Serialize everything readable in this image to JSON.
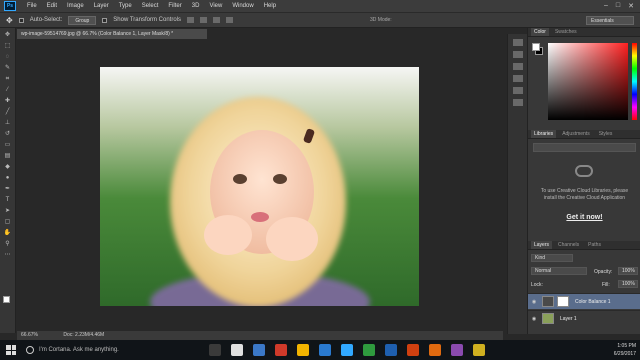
{
  "app": {
    "logo": "Ps"
  },
  "menu": [
    "File",
    "Edit",
    "Image",
    "Layer",
    "Type",
    "Select",
    "Filter",
    "3D",
    "View",
    "Window",
    "Help"
  ],
  "options": {
    "auto_select": "Auto-Select:",
    "group": "Group",
    "show_transform": "Show Transform Controls",
    "mode3d": "3D Mode:",
    "workspace": "Essentials"
  },
  "document": {
    "tab_title": "wp-image-59514769.jpg @ 66.7% (Color Balance 1, Layer Mask/8) *",
    "zoom": "66.67%",
    "doc_info": "Doc: 2.23M/4.46M"
  },
  "panels": {
    "color_tabs": [
      "Color",
      "Swatches"
    ],
    "library_tabs": [
      "Libraries",
      "Adjustments",
      "Styles"
    ],
    "library_message": "To use Creative Cloud Libraries, please install the Creative Cloud Application",
    "library_link": "Get it now!",
    "layers_tabs": [
      "Layers",
      "Channels",
      "Paths"
    ],
    "kind": "Kind",
    "blend_mode": "Normal",
    "opacity_label": "Opacity:",
    "opacity_value": "100%",
    "lock_label": "Lock:",
    "fill_label": "Fill:",
    "fill_value": "100%",
    "layers": [
      {
        "name": "Color Balance 1",
        "selected": true
      },
      {
        "name": "Layer 1",
        "selected": false
      }
    ]
  },
  "taskbar": {
    "cortana_placeholder": "I'm Cortana. Ask me anything.",
    "time": "1:05 PM",
    "date": "6/29/2017",
    "app_colors": [
      "#3a3a3a",
      "#e0e0e0",
      "#3b78c8",
      "#d03a2a",
      "#f2b400",
      "#2a7ad0",
      "#31a8ff",
      "#2e9a3e",
      "#1e5fb0",
      "#d04010",
      "#e06a10",
      "#8a4ab0",
      "#d0b020"
    ]
  }
}
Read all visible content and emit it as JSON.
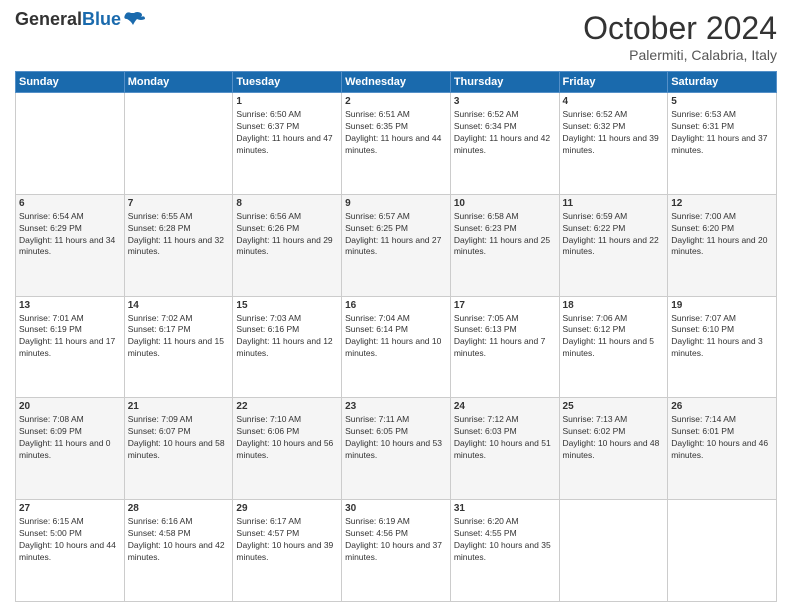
{
  "header": {
    "logo_general": "General",
    "logo_blue": "Blue",
    "month": "October 2024",
    "location": "Palermiti, Calabria, Italy"
  },
  "weekdays": [
    "Sunday",
    "Monday",
    "Tuesday",
    "Wednesday",
    "Thursday",
    "Friday",
    "Saturday"
  ],
  "weeks": [
    [
      {
        "day": "",
        "info": ""
      },
      {
        "day": "",
        "info": ""
      },
      {
        "day": "1",
        "info": "Sunrise: 6:50 AM\nSunset: 6:37 PM\nDaylight: 11 hours and 47 minutes."
      },
      {
        "day": "2",
        "info": "Sunrise: 6:51 AM\nSunset: 6:35 PM\nDaylight: 11 hours and 44 minutes."
      },
      {
        "day": "3",
        "info": "Sunrise: 6:52 AM\nSunset: 6:34 PM\nDaylight: 11 hours and 42 minutes."
      },
      {
        "day": "4",
        "info": "Sunrise: 6:52 AM\nSunset: 6:32 PM\nDaylight: 11 hours and 39 minutes."
      },
      {
        "day": "5",
        "info": "Sunrise: 6:53 AM\nSunset: 6:31 PM\nDaylight: 11 hours and 37 minutes."
      }
    ],
    [
      {
        "day": "6",
        "info": "Sunrise: 6:54 AM\nSunset: 6:29 PM\nDaylight: 11 hours and 34 minutes."
      },
      {
        "day": "7",
        "info": "Sunrise: 6:55 AM\nSunset: 6:28 PM\nDaylight: 11 hours and 32 minutes."
      },
      {
        "day": "8",
        "info": "Sunrise: 6:56 AM\nSunset: 6:26 PM\nDaylight: 11 hours and 29 minutes."
      },
      {
        "day": "9",
        "info": "Sunrise: 6:57 AM\nSunset: 6:25 PM\nDaylight: 11 hours and 27 minutes."
      },
      {
        "day": "10",
        "info": "Sunrise: 6:58 AM\nSunset: 6:23 PM\nDaylight: 11 hours and 25 minutes."
      },
      {
        "day": "11",
        "info": "Sunrise: 6:59 AM\nSunset: 6:22 PM\nDaylight: 11 hours and 22 minutes."
      },
      {
        "day": "12",
        "info": "Sunrise: 7:00 AM\nSunset: 6:20 PM\nDaylight: 11 hours and 20 minutes."
      }
    ],
    [
      {
        "day": "13",
        "info": "Sunrise: 7:01 AM\nSunset: 6:19 PM\nDaylight: 11 hours and 17 minutes."
      },
      {
        "day": "14",
        "info": "Sunrise: 7:02 AM\nSunset: 6:17 PM\nDaylight: 11 hours and 15 minutes."
      },
      {
        "day": "15",
        "info": "Sunrise: 7:03 AM\nSunset: 6:16 PM\nDaylight: 11 hours and 12 minutes."
      },
      {
        "day": "16",
        "info": "Sunrise: 7:04 AM\nSunset: 6:14 PM\nDaylight: 11 hours and 10 minutes."
      },
      {
        "day": "17",
        "info": "Sunrise: 7:05 AM\nSunset: 6:13 PM\nDaylight: 11 hours and 7 minutes."
      },
      {
        "day": "18",
        "info": "Sunrise: 7:06 AM\nSunset: 6:12 PM\nDaylight: 11 hours and 5 minutes."
      },
      {
        "day": "19",
        "info": "Sunrise: 7:07 AM\nSunset: 6:10 PM\nDaylight: 11 hours and 3 minutes."
      }
    ],
    [
      {
        "day": "20",
        "info": "Sunrise: 7:08 AM\nSunset: 6:09 PM\nDaylight: 11 hours and 0 minutes."
      },
      {
        "day": "21",
        "info": "Sunrise: 7:09 AM\nSunset: 6:07 PM\nDaylight: 10 hours and 58 minutes."
      },
      {
        "day": "22",
        "info": "Sunrise: 7:10 AM\nSunset: 6:06 PM\nDaylight: 10 hours and 56 minutes."
      },
      {
        "day": "23",
        "info": "Sunrise: 7:11 AM\nSunset: 6:05 PM\nDaylight: 10 hours and 53 minutes."
      },
      {
        "day": "24",
        "info": "Sunrise: 7:12 AM\nSunset: 6:03 PM\nDaylight: 10 hours and 51 minutes."
      },
      {
        "day": "25",
        "info": "Sunrise: 7:13 AM\nSunset: 6:02 PM\nDaylight: 10 hours and 48 minutes."
      },
      {
        "day": "26",
        "info": "Sunrise: 7:14 AM\nSunset: 6:01 PM\nDaylight: 10 hours and 46 minutes."
      }
    ],
    [
      {
        "day": "27",
        "info": "Sunrise: 6:15 AM\nSunset: 5:00 PM\nDaylight: 10 hours and 44 minutes."
      },
      {
        "day": "28",
        "info": "Sunrise: 6:16 AM\nSunset: 4:58 PM\nDaylight: 10 hours and 42 minutes."
      },
      {
        "day": "29",
        "info": "Sunrise: 6:17 AM\nSunset: 4:57 PM\nDaylight: 10 hours and 39 minutes."
      },
      {
        "day": "30",
        "info": "Sunrise: 6:19 AM\nSunset: 4:56 PM\nDaylight: 10 hours and 37 minutes."
      },
      {
        "day": "31",
        "info": "Sunrise: 6:20 AM\nSunset: 4:55 PM\nDaylight: 10 hours and 35 minutes."
      },
      {
        "day": "",
        "info": ""
      },
      {
        "day": "",
        "info": ""
      }
    ]
  ]
}
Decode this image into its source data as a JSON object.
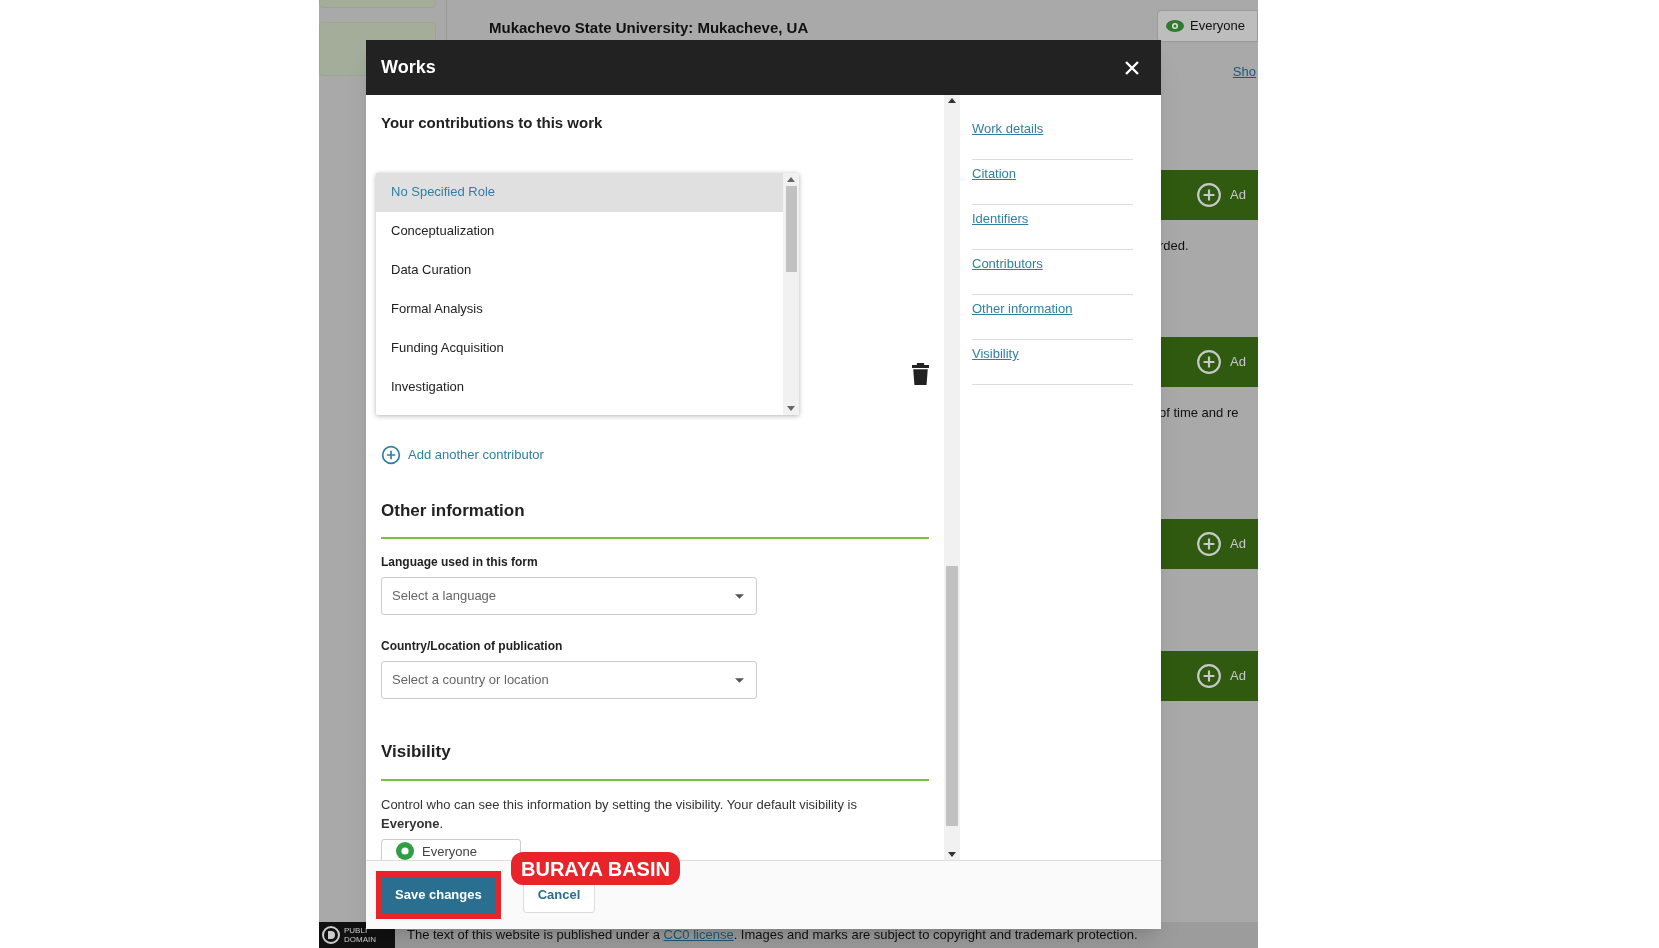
{
  "background_page": {
    "title": "Mukachevo State University: Mukacheve, UA",
    "visibility_badge": "Everyone",
    "link": "Sho",
    "add_buttons": [
      "Ad",
      "Ad",
      "Ad",
      "Ad"
    ],
    "texts": [
      "rded.",
      "of time and re"
    ]
  },
  "modal": {
    "title": "Works",
    "section_heading": "Your contributions to this work",
    "roles": [
      {
        "label": "No Specified Role",
        "selected": true
      },
      {
        "label": "Conceptualization",
        "selected": false
      },
      {
        "label": "Data Curation",
        "selected": false
      },
      {
        "label": "Formal Analysis",
        "selected": false
      },
      {
        "label": "Funding Acquisition",
        "selected": false
      },
      {
        "label": "Investigation",
        "selected": false
      }
    ],
    "add_contributor": "Add another contributor",
    "other_information": {
      "heading": "Other information",
      "fields": [
        {
          "label": "Language used in this form",
          "placeholder": "Select a language"
        },
        {
          "label": "Country/Location of publication",
          "placeholder": "Select a country or location"
        }
      ]
    },
    "visibility": {
      "heading": "Visibility",
      "description": "Control who can see this information by setting the visibility. Your default visibility is **Everyone**.",
      "dropdown": "Everyone"
    },
    "nav": [
      "Work details",
      "Citation",
      "Identifiers",
      "Contributors",
      "Other information",
      "Visibility"
    ],
    "buttons": {
      "save": "Save changes",
      "cancel": "Cancel"
    },
    "annotation": "BURAYA BASIN"
  },
  "footer_notice": {
    "badge": [
      "PUBLI",
      "DOMAIN"
    ],
    "text_before": "The text of this website is published under a ",
    "link": "CC0 license",
    "text_after": ". Images and marks are subject to copyright and trademark protection."
  }
}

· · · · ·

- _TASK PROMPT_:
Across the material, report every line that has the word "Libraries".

- _RESULT OF THE EXERCISE_:
      "Libraries",
    "library_message": "To use Creative Cloud Libraries, please install the Creative Cloud Application",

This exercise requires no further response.